-------- Source records --------
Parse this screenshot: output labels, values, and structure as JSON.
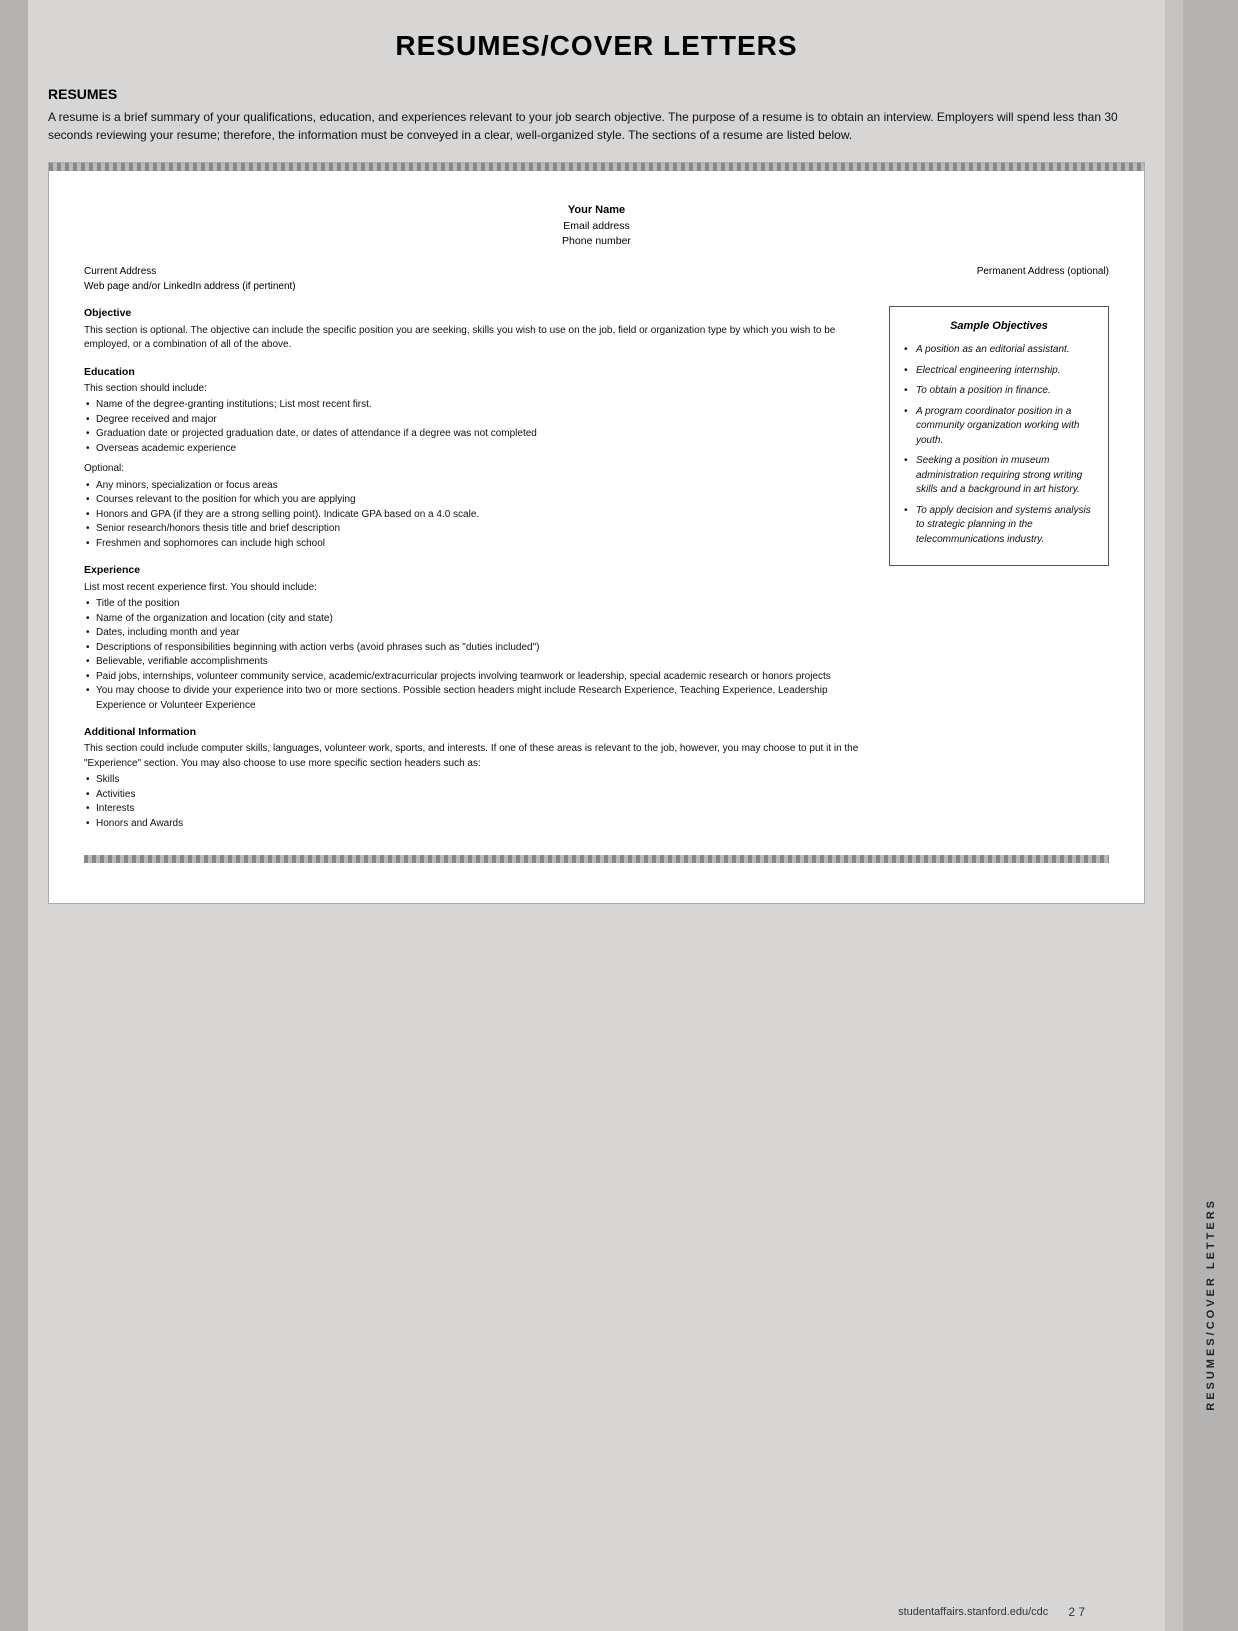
{
  "page": {
    "title": "RESUMES/COVER LETTERS",
    "section_heading": "RESUMES",
    "intro": "A resume is a brief summary of your qualifications, education, and experiences relevant to your job search objective. The purpose of a resume is to obtain an interview. Employers will spend less than 30 seconds reviewing your resume; therefore, the information must be conveyed in a clear, well-organized style. The sections of a resume are listed below."
  },
  "resume": {
    "name": "Your Name",
    "email": "Email address",
    "phone": "Phone number",
    "current_address": "Current Address",
    "web": "Web page and/or LinkedIn address (if pertinent)",
    "permanent_address": "Permanent Address (optional)",
    "objective_title": "Objective",
    "objective_text": "This section is optional. The objective can include the specific position you are seeking, skills you wish to use on the job, field or organization type by which you wish to be employed, or a combination of all of the above.",
    "education_title": "Education",
    "education_intro": "This section should include:",
    "education_items": [
      "Name of the degree-granting institutions; List most recent first.",
      "Degree received and major",
      "Graduation date or projected graduation date, or dates of attendance if a degree was not completed",
      "Overseas academic experience"
    ],
    "education_optional_label": "Optional:",
    "education_optional_items": [
      "Any minors, specialization or focus areas",
      "Courses relevant to the position for which you are applying",
      "Honors and GPA (if they are a strong selling point). Indicate GPA based on a 4.0 scale.",
      "Senior research/honors thesis title and brief description",
      "Freshmen and sophomores can include high school"
    ],
    "experience_title": "Experience",
    "experience_intro": "List most recent experience first. You should include:",
    "experience_items": [
      "Title of the position",
      "Name of the organization and location (city and state)",
      "Dates, including month and year",
      "Descriptions of responsibilities beginning with action verbs (avoid phrases such as \"duties included\")",
      "Believable, verifiable accomplishments",
      "Paid jobs, internships, volunteer community service, academic/extracurricular projects involving teamwork or leadership, special academic research or honors projects",
      "You may choose to divide your experience into two or more sections. Possible section headers might include Research Experience, Teaching Experience, Leadership Experience or Volunteer Experience"
    ],
    "additional_title": "Additional Information",
    "additional_text": "This section could include computer skills, languages, volunteer work, sports, and interests. If one of these areas is relevant to the job, however, you may choose to put it in the \"Experience\" section. You may also choose to use more specific section headers such as:",
    "additional_items": [
      "Skills",
      "Activities",
      "Interests",
      "Honors and Awards"
    ]
  },
  "sample_objectives": {
    "title": "Sample Objectives",
    "items": [
      "A position as an editorial assistant.",
      "Electrical engineering internship.",
      "To obtain a position in finance.",
      "A program coordinator position in a community organization working with youth.",
      "Seeking a position in museum administration requiring strong writing skills and a background in art history.",
      "To apply decision and systems analysis to strategic planning in the telecommunications industry."
    ]
  },
  "footer": {
    "url": "studentaffairs.stanford.edu/cdc",
    "page": "2 7"
  },
  "sidebar_label": "RESUMES/COVER LETTERS"
}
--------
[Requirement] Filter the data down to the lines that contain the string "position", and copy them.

[Answer to this task]
    "objective_text": "This section is optional. The objective can include the specific position you are seeking, skills you wish to use on the job, field or organization type by which you wish to be employed, or a combination of all of the above.",
      "Courses relevant to the position for which you are applying",
      "Title of the position",
      "A position as an editorial assistant.",
      "To obtain a position in finance.",
      "A program coordinator position in a community organization working with youth.",
      "Seeking a position in museum administration requiring strong writing skills and a background in art history.",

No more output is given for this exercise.